PostGIS - Raster Tabulate Area

This post compares - in a very basic sense - tabulating raster area in ESRI and PostGIS.

1. Data
- Raster: 90 meter resolution covering most of the contiguous United States. Represents available land for solar development.
- Vector: Native American lands from the Bureau of Indian Affairs. Roughly 300 distinct boundaries.

2. Storage
-ESRI: 113 MB
-PostGIS: Loaded in using 100x100 tiles. Table = 137 MB, spatial index = 19 MB

3. Tabulate Area - Time Trial
-ESRI: tabulate area tool finished in roughly 1 minute.
-PostGIS: Using the SQL below, finished in roughly 13 minutes. Confirmed spatial index was used.

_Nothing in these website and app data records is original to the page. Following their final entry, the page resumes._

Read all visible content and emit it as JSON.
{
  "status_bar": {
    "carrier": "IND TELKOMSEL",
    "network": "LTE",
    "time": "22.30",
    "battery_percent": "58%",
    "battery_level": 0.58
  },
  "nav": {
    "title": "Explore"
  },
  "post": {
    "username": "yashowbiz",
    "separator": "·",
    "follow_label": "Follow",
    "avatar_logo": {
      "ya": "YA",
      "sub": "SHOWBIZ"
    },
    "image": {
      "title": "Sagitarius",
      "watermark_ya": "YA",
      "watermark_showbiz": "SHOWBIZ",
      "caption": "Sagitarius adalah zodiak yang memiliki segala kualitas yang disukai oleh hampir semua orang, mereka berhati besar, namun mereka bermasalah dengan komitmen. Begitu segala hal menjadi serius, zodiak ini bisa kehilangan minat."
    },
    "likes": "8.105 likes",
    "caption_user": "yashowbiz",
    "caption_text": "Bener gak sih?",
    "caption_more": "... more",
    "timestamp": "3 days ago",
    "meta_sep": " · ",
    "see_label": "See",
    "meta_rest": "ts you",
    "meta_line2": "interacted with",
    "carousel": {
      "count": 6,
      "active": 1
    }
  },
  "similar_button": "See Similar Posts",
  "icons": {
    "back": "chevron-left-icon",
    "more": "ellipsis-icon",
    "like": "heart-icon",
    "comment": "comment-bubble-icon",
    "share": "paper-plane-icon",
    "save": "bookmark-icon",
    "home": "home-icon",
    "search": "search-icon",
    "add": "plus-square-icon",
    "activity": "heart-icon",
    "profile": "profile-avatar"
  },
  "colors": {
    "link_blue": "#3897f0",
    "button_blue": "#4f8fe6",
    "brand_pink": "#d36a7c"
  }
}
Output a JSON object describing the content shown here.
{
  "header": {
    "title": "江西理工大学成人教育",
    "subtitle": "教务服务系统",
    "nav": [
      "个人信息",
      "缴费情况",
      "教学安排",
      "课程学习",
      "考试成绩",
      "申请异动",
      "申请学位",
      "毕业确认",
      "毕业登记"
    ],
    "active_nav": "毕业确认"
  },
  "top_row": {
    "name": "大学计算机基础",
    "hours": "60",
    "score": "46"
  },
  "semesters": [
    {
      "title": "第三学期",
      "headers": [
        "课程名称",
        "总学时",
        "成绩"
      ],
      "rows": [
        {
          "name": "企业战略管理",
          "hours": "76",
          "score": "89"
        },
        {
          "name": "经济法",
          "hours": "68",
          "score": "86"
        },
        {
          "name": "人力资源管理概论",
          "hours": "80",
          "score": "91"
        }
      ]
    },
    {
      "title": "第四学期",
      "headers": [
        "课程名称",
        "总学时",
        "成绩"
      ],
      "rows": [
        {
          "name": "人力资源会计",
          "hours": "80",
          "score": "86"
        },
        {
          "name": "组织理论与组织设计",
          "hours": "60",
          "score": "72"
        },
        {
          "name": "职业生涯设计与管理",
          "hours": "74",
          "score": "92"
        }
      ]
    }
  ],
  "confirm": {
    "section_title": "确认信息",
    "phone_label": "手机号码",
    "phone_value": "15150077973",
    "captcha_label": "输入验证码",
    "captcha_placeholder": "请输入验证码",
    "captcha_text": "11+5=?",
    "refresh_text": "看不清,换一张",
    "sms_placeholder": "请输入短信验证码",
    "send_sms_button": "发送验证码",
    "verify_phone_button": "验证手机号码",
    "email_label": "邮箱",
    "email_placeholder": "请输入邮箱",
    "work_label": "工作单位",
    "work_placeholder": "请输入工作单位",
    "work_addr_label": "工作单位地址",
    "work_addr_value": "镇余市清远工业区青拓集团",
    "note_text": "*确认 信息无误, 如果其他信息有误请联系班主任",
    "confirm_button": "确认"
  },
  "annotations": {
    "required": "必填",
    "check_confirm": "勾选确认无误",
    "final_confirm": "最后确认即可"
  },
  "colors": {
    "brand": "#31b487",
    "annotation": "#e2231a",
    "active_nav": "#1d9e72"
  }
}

CREATE TABLE tabulate_area AS
SELECT
a.tribe_name 

       ,SUM(ST_Count(ST_Clip(b.rast, 1, a.the_geom)) pow(90,2)) AS square_meters
FROM tribal_boundaries a
INNER JOIN available_land b ON ST_Intersects(a.the_geom, b.rast)

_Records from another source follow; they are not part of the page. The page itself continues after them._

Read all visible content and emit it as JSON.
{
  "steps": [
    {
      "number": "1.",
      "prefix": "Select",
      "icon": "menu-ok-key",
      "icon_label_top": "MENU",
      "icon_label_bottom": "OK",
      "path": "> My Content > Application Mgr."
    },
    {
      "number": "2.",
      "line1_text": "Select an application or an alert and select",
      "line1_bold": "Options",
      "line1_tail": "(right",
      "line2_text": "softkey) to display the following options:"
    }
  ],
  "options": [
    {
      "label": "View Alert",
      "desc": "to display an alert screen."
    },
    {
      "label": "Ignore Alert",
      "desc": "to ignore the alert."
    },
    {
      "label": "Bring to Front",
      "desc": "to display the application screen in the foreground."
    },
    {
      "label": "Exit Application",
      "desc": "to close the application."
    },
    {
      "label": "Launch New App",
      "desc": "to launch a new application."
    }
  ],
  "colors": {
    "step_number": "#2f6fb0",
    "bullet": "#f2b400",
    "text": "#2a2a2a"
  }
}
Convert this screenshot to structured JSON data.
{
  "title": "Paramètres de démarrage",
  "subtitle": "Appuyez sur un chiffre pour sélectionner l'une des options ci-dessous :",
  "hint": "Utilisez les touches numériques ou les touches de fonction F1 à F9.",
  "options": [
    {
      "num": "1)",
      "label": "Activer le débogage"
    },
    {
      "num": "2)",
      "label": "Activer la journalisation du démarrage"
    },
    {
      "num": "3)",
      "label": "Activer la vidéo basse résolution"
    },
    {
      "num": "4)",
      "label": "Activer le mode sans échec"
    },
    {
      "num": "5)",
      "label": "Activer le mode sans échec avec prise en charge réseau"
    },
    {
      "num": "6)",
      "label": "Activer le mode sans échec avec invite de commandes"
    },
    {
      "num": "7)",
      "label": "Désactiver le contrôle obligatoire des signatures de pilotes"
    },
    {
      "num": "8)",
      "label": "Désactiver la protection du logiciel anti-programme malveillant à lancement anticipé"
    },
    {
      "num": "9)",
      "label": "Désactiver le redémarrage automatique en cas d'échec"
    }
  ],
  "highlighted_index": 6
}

4. Compare Results
I found that PostGIS likes to automatically snap to the raster whereas ESRI defaults to not snapping. If not snapping in ESRI, results between ESRI and PostGIS are different (as would be expected). If snapping in ESRI, then results are exactly the same. Loaded in the ESRI results and compared the two with the following SQL:

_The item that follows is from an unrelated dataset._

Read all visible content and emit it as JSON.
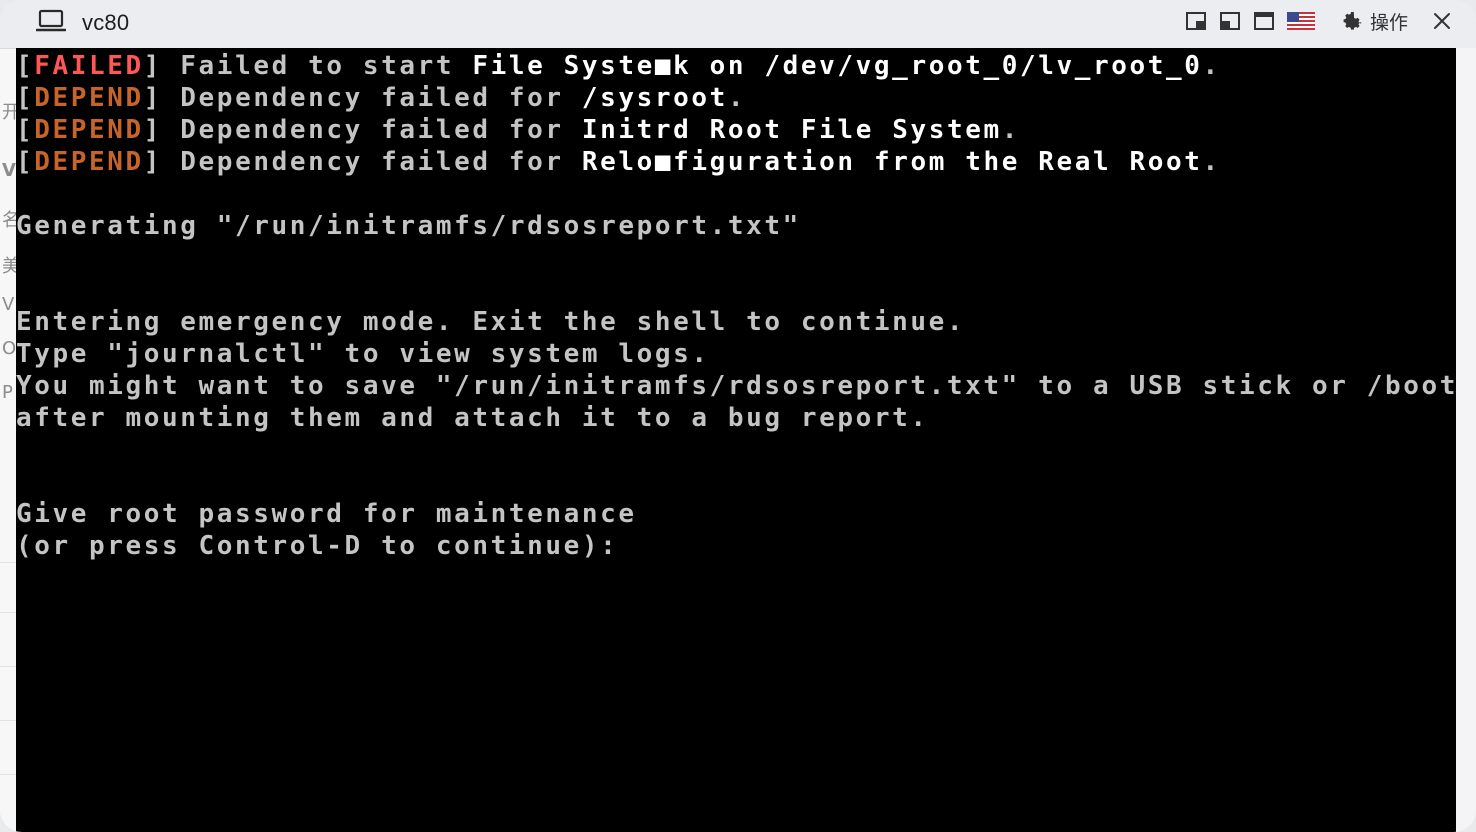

SELECT
    
post.tribe_name
  
,post.sqm AS post_sqm
  
,esri.sqm AS esri_sqm
  
,post.sqm - esri.sqm AS tabulate_diff

FROM tabulate_area AS post
LEFT OUTER JOIN esri ON post.tribe_name = esri.tribe_name;

5. Why is PostGIS so slow? It's not! Read on...
Well...12 minutes slower is simply not acceptable...so what is the reason? I decided to look at the tile size on the raster. My initial thought was, the tighter the tiles, the better the spatial index, so I set it at 100x100 or roughly 9 kilometers ((90cell sizex100tile size)/1000meters). Thinking on it, sure my ST_Intersects() was fast, but my clip was choking on all the individual tiles. So I loaded in the raster again, this time at 1000x1000tile size. Ran the query again and que bueno! New runtime for PostGIS is 1 1/2 minutes.

Lesson learned: think about tile size and the analysis you'll be performing before you load your raster.

Thursday, November 1, 2012

PostGIS - Majority Point Value in Polygon

Here I present a simple method for determining the majority point value within each polygon in PostGIS. This method utilizes the postgres Window function to rank order the count of point values within each polygon.  




--Majority Count of Point Values
SELECT
  
i.*

FROM(
SELECT
    
polygons.gid
  
,points.value
  
,COUNT(*) AS point_count
  
,RANK() OVER(PARTITION BY polygons.gid ORDER BY COUNT(*) DESC) AS point_value_rank

FROM polygons, points
WHERE ST_Intersects(polygons.geom, points.geom)
GROUP BY polygons.gid, points.value ) i
WHERE i.point_value_rank = 1;  

Oh, and by the way. My SQL has always look terrible because I usually get lazy halfway through edited the color etc (apologies). But now I have come across SQL "Prettify". Neat.

PostgreSQL - Copy Table to Another Server


My previous workflow for copying tables from one server to another was (1) pg_dump on server "A" then (2) SCP to server "B" then (3) restore via psql. Not a terrible workflow, but my new workflow is much more eloquent. 

First, I login to server B (my new home for the data), then pg_dump with connection params set to serverA (current location of data). Then pipe directly to psql with connection params set to serverB a.k.a. localhost. 

pg_dump -t schema.table -h serverA -U username databaseA | psql -h localhost -U username databaseB;

An important side note:

If your postgres databases are of different vintages, you should always pg_dump using the latest vintage i.e. If serverB is 9.1 and serverA is 8.4, dump using serverB. pg_* are usually backwards compatible, but not always forwards compatible.